[Items listed in a dataset]
· · ·

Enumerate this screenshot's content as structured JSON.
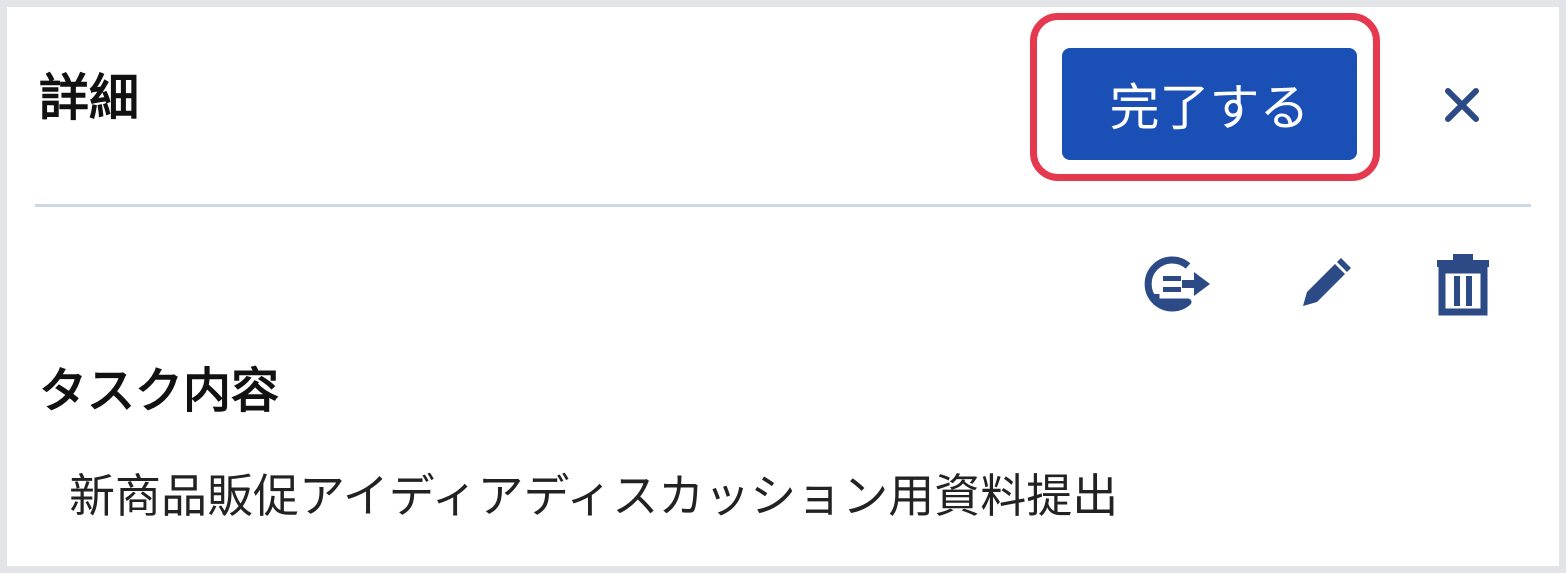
{
  "header": {
    "title": "詳細",
    "complete_label": "完了する",
    "close_glyph": "✕"
  },
  "toolbar": {
    "items": [
      {
        "name": "move-task",
        "icon": "message-arrow-icon"
      },
      {
        "name": "edit",
        "icon": "pencil-icon"
      },
      {
        "name": "delete",
        "icon": "trash-icon"
      }
    ]
  },
  "task": {
    "section_label": "タスク内容",
    "content": "新商品販促アイディアディスカッション用資料提出"
  },
  "colors": {
    "primary": "#1a4fb5",
    "icon": "#2b4a86",
    "highlight": "#e5394f",
    "divider": "#cdd8e4"
  }
}
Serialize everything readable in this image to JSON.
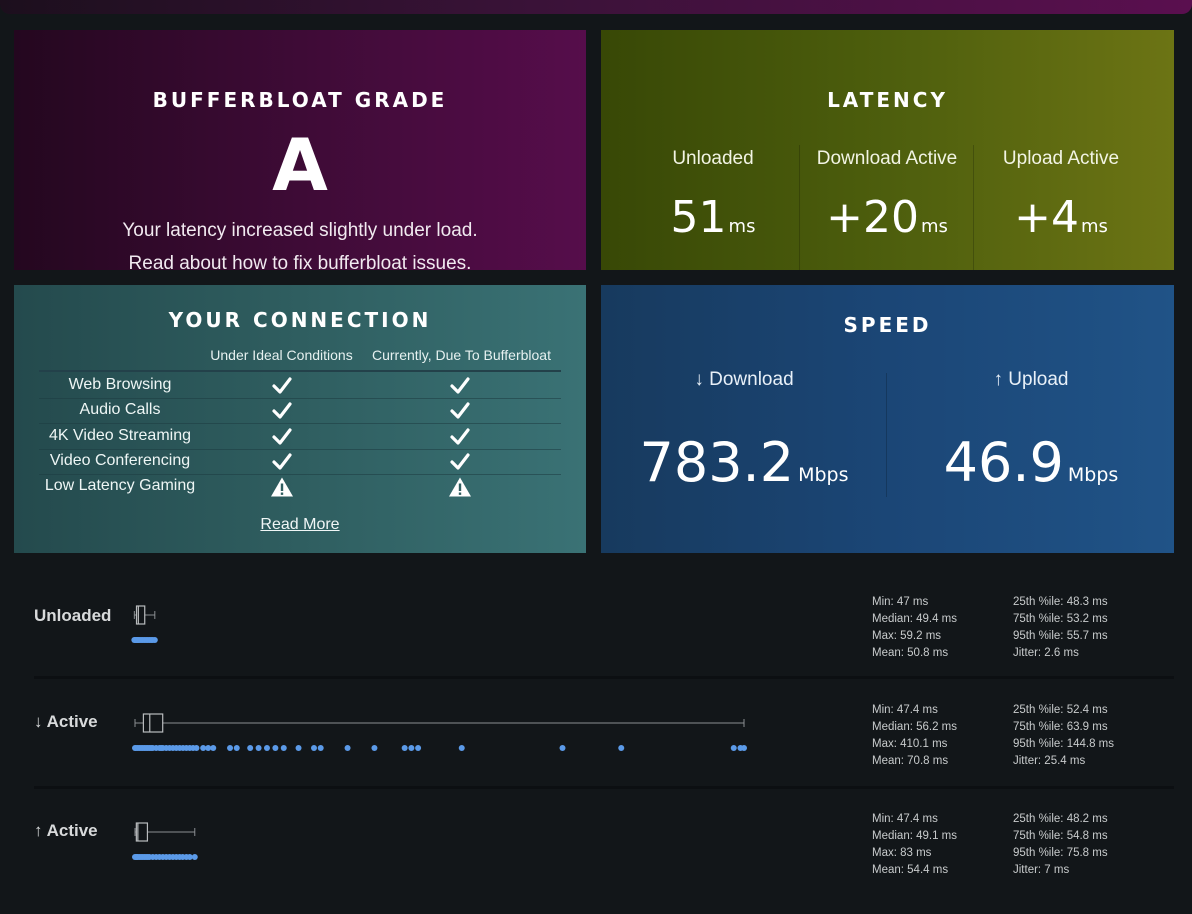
{
  "grade": {
    "title": "BUFFERBLOAT GRADE",
    "letter": "A",
    "text": "Your latency increased slightly under load.",
    "read_prefix": "Read about ",
    "read_link": "how to fix bufferbloat issues."
  },
  "latency": {
    "title": "LATENCY",
    "unit": "ms",
    "cols": [
      {
        "label": "Unloaded",
        "value": "51"
      },
      {
        "label": "Download Active",
        "value": "+20"
      },
      {
        "label": "Upload Active",
        "value": "+4"
      }
    ]
  },
  "connection": {
    "title": "YOUR CONNECTION",
    "col1": "Under Ideal Conditions",
    "col2": "Currently, Due To Bufferbloat",
    "rows": [
      {
        "label": "Web Browsing",
        "ideal": "check",
        "current": "check"
      },
      {
        "label": "Audio Calls",
        "ideal": "check",
        "current": "check"
      },
      {
        "label": "4K Video Streaming",
        "ideal": "check",
        "current": "check"
      },
      {
        "label": "Video Conferencing",
        "ideal": "check",
        "current": "check"
      },
      {
        "label": "Low Latency Gaming",
        "ideal": "warning",
        "current": "warning"
      }
    ],
    "read_more": "Read More"
  },
  "speed": {
    "title": "SPEED",
    "unit": "Mbps",
    "download_label": "↓ Download",
    "download_value": "783.2",
    "upload_label": "↑ Upload",
    "upload_value": "46.9"
  },
  "boxplots": [
    {
      "label": "Unloaded",
      "min": 47,
      "q1": 48.3,
      "median": 49.4,
      "q3": 53.2,
      "max": 59.2,
      "points": [
        47,
        47.5,
        48,
        48.3,
        48.6,
        49,
        49.4,
        50,
        51,
        52,
        53,
        54,
        55,
        56,
        57,
        58,
        59.2
      ],
      "stats_left": [
        "Min: 47 ms",
        "Median: 49.4 ms",
        "Max: 59.2 ms",
        "Mean: 50.8 ms"
      ],
      "stats_right": [
        "25th %ile: 48.3 ms",
        "75th %ile: 53.2 ms",
        "95th %ile: 55.7 ms",
        "Jitter: 2.6 ms"
      ]
    },
    {
      "label": "↓ Active",
      "min": 47.4,
      "q1": 52.4,
      "median": 56.2,
      "q3": 63.9,
      "max": 410.1,
      "points": [
        47.4,
        48,
        49,
        50,
        51,
        52,
        53,
        54,
        55,
        56,
        57,
        58,
        60,
        62,
        63,
        64,
        66,
        68,
        70,
        72,
        74,
        76,
        78,
        80,
        82,
        84,
        88,
        91,
        94,
        104,
        108,
        116,
        121,
        126,
        131,
        136,
        144.8,
        154,
        158,
        174,
        190,
        208,
        212,
        216,
        242,
        302,
        337,
        404,
        408,
        410.1
      ],
      "stats_left": [
        "Min: 47.4 ms",
        "Median: 56.2 ms",
        "Max: 410.1 ms",
        "Mean: 70.8 ms"
      ],
      "stats_right": [
        "25th %ile: 52.4 ms",
        "75th %ile: 63.9 ms",
        "95th %ile: 144.8 ms",
        "Jitter: 25.4 ms"
      ]
    },
    {
      "label": "↑ Active",
      "min": 47.4,
      "q1": 48.2,
      "median": 49.1,
      "q3": 54.8,
      "max": 83,
      "points": [
        47.4,
        48,
        48.5,
        49,
        50,
        51,
        52,
        53,
        54,
        55,
        56,
        58,
        60,
        62,
        64,
        66,
        68,
        70,
        72,
        74,
        75.8,
        78,
        80,
        83
      ],
      "stats_left": [
        "Min: 47.4 ms",
        "Median: 49.1 ms",
        "Max: 83 ms",
        "Mean: 54.4 ms"
      ],
      "stats_right": [
        "25th %ile: 48.2 ms",
        "75th %ile: 54.8 ms",
        "95th %ile: 75.8 ms",
        "Jitter: 7 ms"
      ]
    }
  ],
  "colors": {
    "point": "#5b9ae8",
    "box_stroke": "#b9bcbe",
    "whisker": "#8a8e91"
  }
}
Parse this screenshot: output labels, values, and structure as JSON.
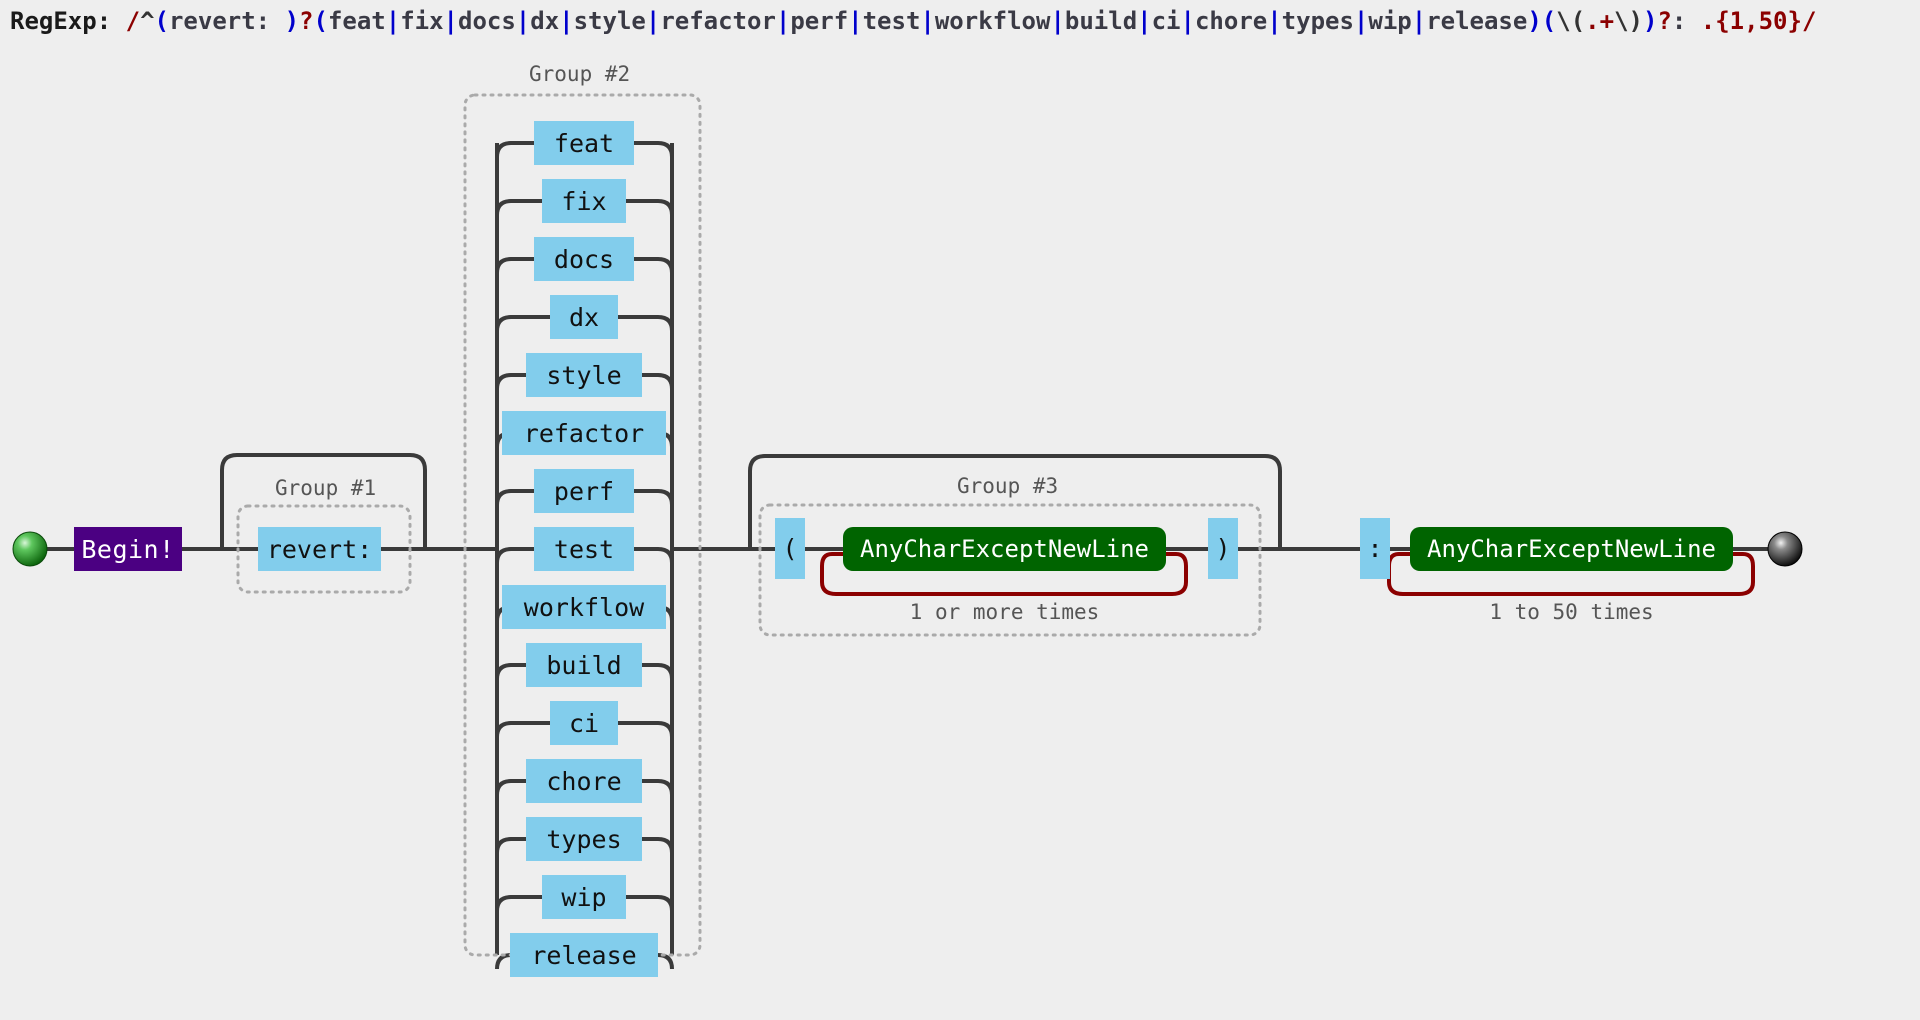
{
  "header": {
    "label": "RegExp:",
    "pattern": "/^(revert: )?(feat|fix|docs|dx|style|refactor|perf|test|workflow|build|ci|chore|types|wip|release)(\\(.+\\))?: .{1,50}/",
    "tokens": [
      {
        "t": "RegExp:",
        "c": "lbl"
      },
      {
        "t": " ",
        "c": "lbl"
      },
      {
        "t": "/",
        "c": "slash"
      },
      {
        "t": "^",
        "c": "anchor"
      },
      {
        "t": "(",
        "c": "paren"
      },
      {
        "t": "revert:",
        "c": "lit"
      },
      {
        "t": " ",
        "c": "lit"
      },
      {
        "t": ")",
        "c": "paren"
      },
      {
        "t": "?",
        "c": "quant"
      },
      {
        "t": "(",
        "c": "paren"
      },
      {
        "t": "feat",
        "c": "lit"
      },
      {
        "t": "|",
        "c": "pipe"
      },
      {
        "t": "fix",
        "c": "lit"
      },
      {
        "t": "|",
        "c": "pipe"
      },
      {
        "t": "docs",
        "c": "lit"
      },
      {
        "t": "|",
        "c": "pipe"
      },
      {
        "t": "dx",
        "c": "lit"
      },
      {
        "t": "|",
        "c": "pipe"
      },
      {
        "t": "style",
        "c": "lit"
      },
      {
        "t": "|",
        "c": "pipe"
      },
      {
        "t": "refactor",
        "c": "lit"
      },
      {
        "t": "|",
        "c": "pipe"
      },
      {
        "t": "perf",
        "c": "lit"
      },
      {
        "t": "|",
        "c": "pipe"
      },
      {
        "t": "test",
        "c": "lit"
      },
      {
        "t": "|",
        "c": "pipe"
      },
      {
        "t": "workflow",
        "c": "lit"
      },
      {
        "t": "|",
        "c": "pipe"
      },
      {
        "t": "build",
        "c": "lit"
      },
      {
        "t": "|",
        "c": "pipe"
      },
      {
        "t": "ci",
        "c": "lit"
      },
      {
        "t": "|",
        "c": "pipe"
      },
      {
        "t": "chore",
        "c": "lit"
      },
      {
        "t": "|",
        "c": "pipe"
      },
      {
        "t": "types",
        "c": "lit"
      },
      {
        "t": "|",
        "c": "pipe"
      },
      {
        "t": "wip",
        "c": "lit"
      },
      {
        "t": "|",
        "c": "pipe"
      },
      {
        "t": "release",
        "c": "lit"
      },
      {
        "t": ")",
        "c": "paren"
      },
      {
        "t": "(",
        "c": "paren"
      },
      {
        "t": "\\(",
        "c": "esc"
      },
      {
        "t": ".",
        "c": "dot"
      },
      {
        "t": "+",
        "c": "quant"
      },
      {
        "t": "\\)",
        "c": "esc"
      },
      {
        "t": ")",
        "c": "paren"
      },
      {
        "t": "?",
        "c": "quant"
      },
      {
        "t": ":",
        "c": "lit"
      },
      {
        "t": " ",
        "c": "lit"
      },
      {
        "t": ".",
        "c": "dot"
      },
      {
        "t": "{1,50}",
        "c": "quant"
      },
      {
        "t": "/",
        "c": "slash"
      }
    ]
  },
  "diagram": {
    "start_node": "start-circle",
    "end_node": "end-circle",
    "begin_label": "Begin!",
    "group1": {
      "title": "Group #2",
      "name": "Group #1",
      "label": "Group #1",
      "content": "revert:"
    },
    "group2": {
      "label": "Group #2",
      "alternatives": [
        "feat",
        "fix",
        "docs",
        "dx",
        "style",
        "refactor",
        "perf",
        "test",
        "workflow",
        "build",
        "ci",
        "chore",
        "types",
        "wip",
        "release"
      ]
    },
    "group3": {
      "label": "Group #3",
      "open_paren": "(",
      "close_paren": ")",
      "charclass": "AnyCharExceptNewLine",
      "quantifier": "1 or more times"
    },
    "tail": {
      "colon": ":",
      "charclass": "AnyCharExceptNewLine",
      "quantifier": "1 to 50 times"
    }
  },
  "colors": {
    "background": "#eeeeee",
    "literal_box": "#82cdec",
    "begin_box": "#4B0082",
    "charclass_box": "#006400",
    "quantifier_arc": "#8B0000",
    "line": "#3a3a3a",
    "group_dash": "#aaaaaa",
    "start_circle": "#2a9a2a",
    "end_circle": "#222222"
  }
}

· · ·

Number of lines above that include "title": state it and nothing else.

▸ **YOUR SOLUTION**
6